To Oliver's dismay, several customers have become ill from the Norovirus that has been linked to the Snack Shack's ice machine. Oliver's employees admitted that they used their bare hands and soft drink cups to scoop ice from the machine. The customers are suing Oliver for emergency room visits, lost wages, and for pain and suffering. Oliver is upset about the lawsuit and thinks it is unfair. He thinks he will win the lawsuit because he did his best to supervise his employees.
QUESTION: Will Oliver win his case?
ANSWER: No, Oliver will not win his case. Oliver failed to supervise the employees to ensure that they complied with food safety rules. It is this negligent supervision and Oliver's own failure to maintain a clean ice machine that led to the ice becoming contaminated. It was the contaminated ice that led to customer food poisoning.
To review, read section Negligence.
Defenses to Tort Liability
There are several defenses to tort liability. Assumption of risk is one such defense. If the plaintiff knowingly and voluntarily assumes the risk of participating in a dangerous activity, then the defendant is not liable for injuries incurred. Under contributory negligence, a plaintiff's own negligence, no matter how minor, bars the plaintiff from any recovery. In states that follow pure comparative negligence, a plaintiff's recovery will be reduced in proportion to her or her degree of fault. Even if the plaintiff is found to be at greater fault than the defendant, plaintiff will still be allowed to recover damages. In states that follow modified comparative negligence, a plaintiff will not recover any damages, if the plaintiff is more than 50% at fault.
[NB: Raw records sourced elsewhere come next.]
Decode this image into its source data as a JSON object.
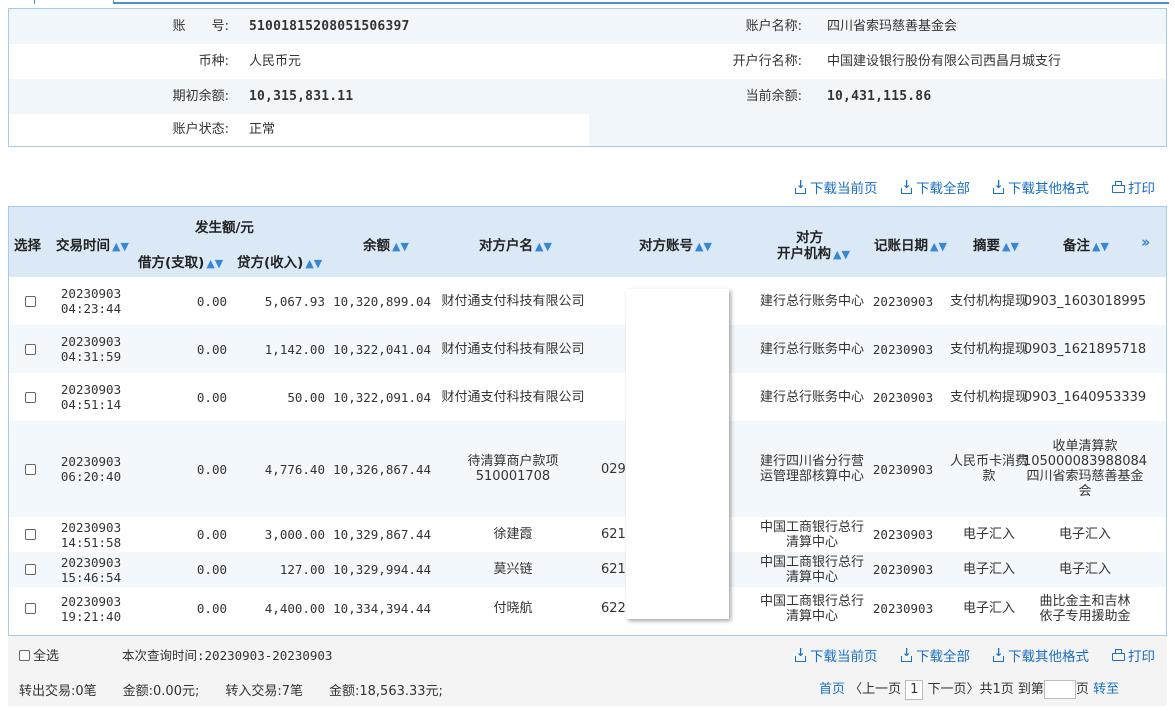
{
  "account": {
    "acct_no_label": "账　　号:",
    "acct_no": "51001815208051506397",
    "acct_name_label": "账户名称:",
    "acct_name": "四川省索玛慈善基金会",
    "currency_label": "币种:",
    "currency": "人民币元",
    "bank_label": "开户行名称:",
    "bank": "中国建设银行股份有限公司西昌月城支行",
    "opening_balance_label": "期初余额:",
    "opening_balance": "10,315,831.11",
    "current_balance_label": "当前余额:",
    "current_balance": "10,431,115.86",
    "status_label": "账户状态:",
    "status": "正常"
  },
  "actions": {
    "download_page": "下载当前页",
    "download_all": "下载全部",
    "download_other": "下载其他格式",
    "print": "打印"
  },
  "table": {
    "headers": {
      "select": "选择",
      "time": "交易时间",
      "amount_group": "发生额/元",
      "debit": "借方(支取)",
      "credit": "贷方(收入)",
      "balance": "余额",
      "counterparty_name": "对方户名",
      "counterparty_acct": "对方账号",
      "counterparty_bank_1": "对方",
      "counterparty_bank_2": "开户机构",
      "post_date": "记账日期",
      "summary": "摘要",
      "remark": "备注",
      "expand": "»"
    },
    "rows": [
      {
        "time1": "20230903",
        "time2": "04:23:44",
        "debit": "0.00",
        "credit": "5,067.93",
        "balance": "10,320,899.04",
        "name": "财付通支付科技有限公司",
        "acct": "",
        "bank": "建行总行账务中心",
        "date": "20230903",
        "summary": "支付机构提现",
        "remark": "0903_1603018995"
      },
      {
        "time1": "20230903",
        "time2": "04:31:59",
        "debit": "0.00",
        "credit": "1,142.00",
        "balance": "10,322,041.04",
        "name": "财付通支付科技有限公司",
        "acct": "",
        "bank": "建行总行账务中心",
        "date": "20230903",
        "summary": "支付机构提现",
        "remark": "0903_1621895718"
      },
      {
        "time1": "20230903",
        "time2": "04:51:14",
        "debit": "0.00",
        "credit": "50.00",
        "balance": "10,322,091.04",
        "name": "财付通支付科技有限公司",
        "acct": "",
        "bank": "建行总行账务中心",
        "date": "20230903",
        "summary": "支付机构提现",
        "remark": "0903_1640953339"
      },
      {
        "time1": "20230903",
        "time2": "06:20:40",
        "debit": "0.00",
        "credit": "4,776.40",
        "balance": "10,326,867.44",
        "name": "待清算商户款项510001708",
        "acct": "029100",
        "bank": "建行四川省分行营运管理部核算中心",
        "date": "20230903",
        "summary": "人民币卡消费款",
        "remark": "收单清算款105000083988084四川省索玛慈善基金会"
      },
      {
        "time1": "20230903",
        "time2": "14:51:58",
        "debit": "0.00",
        "credit": "3,000.00",
        "balance": "10,329,867.44",
        "name": "徐建霞",
        "acct": "62125",
        "bank": "中国工商银行总行清算中心",
        "date": "20230903",
        "summary": "电子汇入",
        "remark": "电子汇入"
      },
      {
        "time1": "20230903",
        "time2": "15:46:54",
        "debit": "0.00",
        "credit": "127.00",
        "balance": "10,329,994.44",
        "name": "莫兴链",
        "acct": "62129",
        "bank": "中国工商银行总行清算中心",
        "date": "20230903",
        "summary": "电子汇入",
        "remark": "电子汇入"
      },
      {
        "time1": "20230903",
        "time2": "19:21:40",
        "debit": "0.00",
        "credit": "4,400.00",
        "balance": "10,334,394.44",
        "name": "付晓航",
        "acct": "62222",
        "bank": "中国工商银行总行清算中心",
        "date": "20230903",
        "summary": "电子汇入",
        "remark": "曲比金主和吉林依子专用援助金"
      }
    ]
  },
  "footer": {
    "select_all": "全选",
    "query_time": "本次查询时间:20230903-20230903",
    "summary": "转出交易:0笔　　金额:0.00元;　　转入交易:7笔　　金额:18,563.33元;",
    "pager_first": "首页",
    "pager_prev": "〈上一页",
    "pager_current": "1",
    "pager_next": "下一页〉",
    "pager_total": "共1页",
    "pager_goto": "到第",
    "pager_page_unit": "页",
    "pager_go": "转至"
  }
}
This vocabulary list includes terms that might help you with the review items above and some terms you should be familiar with to be successful in completing the final exam for the course.
Try to think of the reason why each term is included.